What do you consider the biggest challenge when trying to make insects into a consumer good? What where the reactions to your Fly Factory, could people see themselves eating or maybe even producing the insects?
Búi Bjarmar Aðalsteinsson: We have to keep in mind that a big chunk of the world is already eating insects and has been doing so for hundreds, if not thousands of years. So the question is how to get Westerners to eat insects. The reaction to the Fly Factory was phenomenal as the project got a lot of media attention. But it seemed that people where not too keen on having a taste. But the objective was not really to get people to eat insects, but rather to get people to ask themselves the question: “Would I eat insects?” This is a question that most people in Europe and the US have never asked before. But of course I have gotten a lot of positive feedback where people are eager on having a taste as well as growing their own insects.
Credit: Búi Bjarmar Aðalsteinsson
By now, you have successfully created (and started to sell) another insect-infused product, the Jungle Bars.
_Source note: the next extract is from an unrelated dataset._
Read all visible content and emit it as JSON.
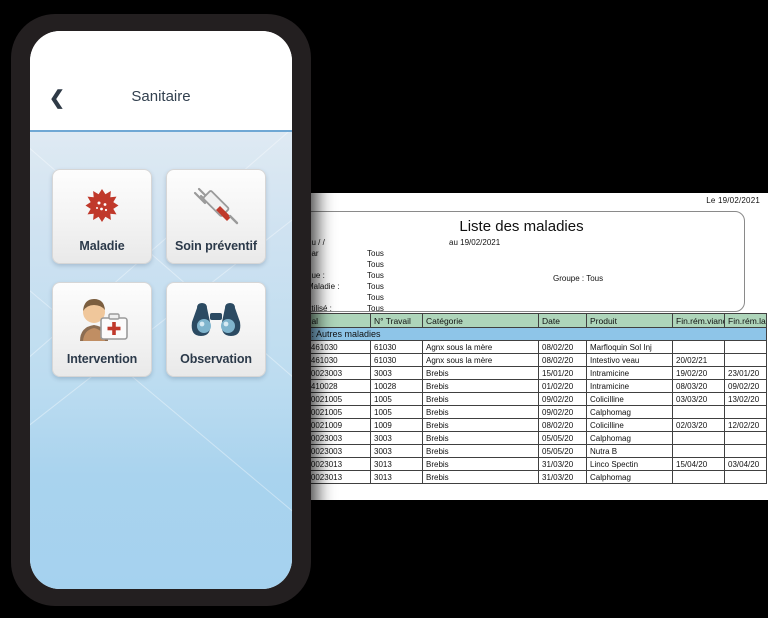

Does this mean that the Fly Factory will be primarily used as an artwork or example of sustainable design, or is there still a possibility that it might be produced for industrial/domestic use?
Búi Bjarmar Aðalsteinsson: The Fly Factory is first and foremost designed as an installation piece. But many of its components could be used for industrial use. I am currently working as an advisor to a couple of companies that are working on producing insects, and I can use my experience in both the raising of insects as well as how to mediate the idea of edible insects.
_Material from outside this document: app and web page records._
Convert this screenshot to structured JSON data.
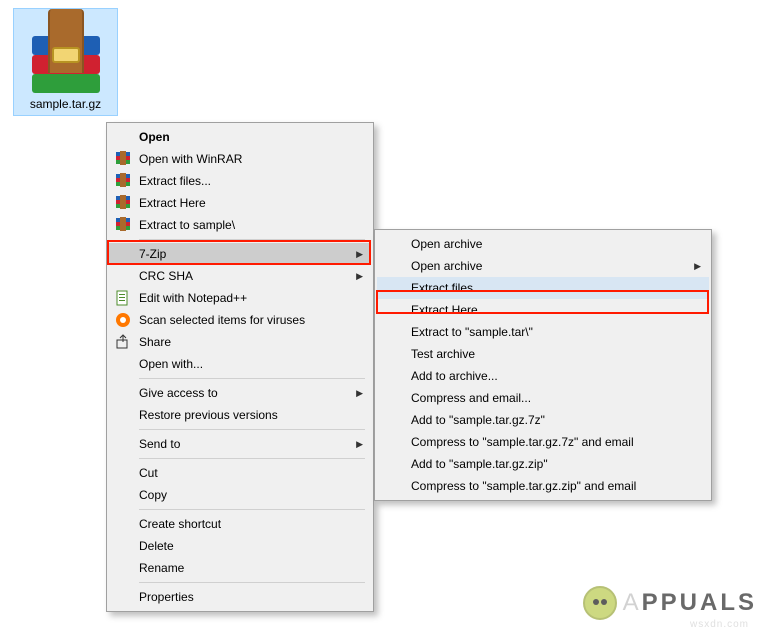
{
  "file": {
    "name": "sample.tar.gz"
  },
  "menu_main": {
    "open": "Open",
    "open_with_winrar": "Open with WinRAR",
    "extract_files": "Extract files...",
    "extract_here": "Extract Here",
    "extract_to_folder": "Extract to sample\\",
    "seven_zip": "7-Zip",
    "crc_sha": "CRC SHA",
    "edit_notepadpp": "Edit with Notepad++",
    "scan_viruses": "Scan selected items for viruses",
    "share": "Share",
    "open_with": "Open with...",
    "give_access_to": "Give access to",
    "restore_previous": "Restore previous versions",
    "send_to": "Send to",
    "cut": "Cut",
    "copy": "Copy",
    "create_shortcut": "Create shortcut",
    "delete": "Delete",
    "rename": "Rename",
    "properties": "Properties"
  },
  "menu_sub": {
    "open_archive": "Open archive",
    "open_archive2": "Open archive",
    "extract_files": "Extract files...",
    "extract_here": "Extract Here",
    "extract_to": "Extract to \"sample.tar\\\"",
    "test_archive": "Test archive",
    "add_to_archive": "Add to archive...",
    "compress_email": "Compress and email...",
    "add_to_7z": "Add to \"sample.tar.gz.7z\"",
    "compress_7z_email": "Compress to \"sample.tar.gz.7z\" and email",
    "add_to_zip": "Add to \"sample.tar.gz.zip\"",
    "compress_zip_email": "Compress to \"sample.tar.gz.zip\" and email"
  },
  "brand": {
    "text": "PPUALS",
    "prefix_letter": "A"
  },
  "watermark_url": "wsxdn.com"
}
Búi Bjarmar Aðalsteinsson (b. 1988) studied product design at the Iceland Academy of Arts and studied at the National Art Academy in Oslo (Kunsthøgskolen i Oslo, unfinished). Bui has mostly specialized in design related food production. His design is characterized by the break-up of traditional processing methods with the aim of creating new knowledge and increasing sustainability.
Búi Bjarmar Aðalsteinsson’s “Fly Factory” is one of the works in “EARTH LAB – Artists as Catalysts,” an exhibition running until September 25th at the former Red October Chocolate Factory in Moscow. Additional information about the work and the show is online at export.aec.at/earthlab.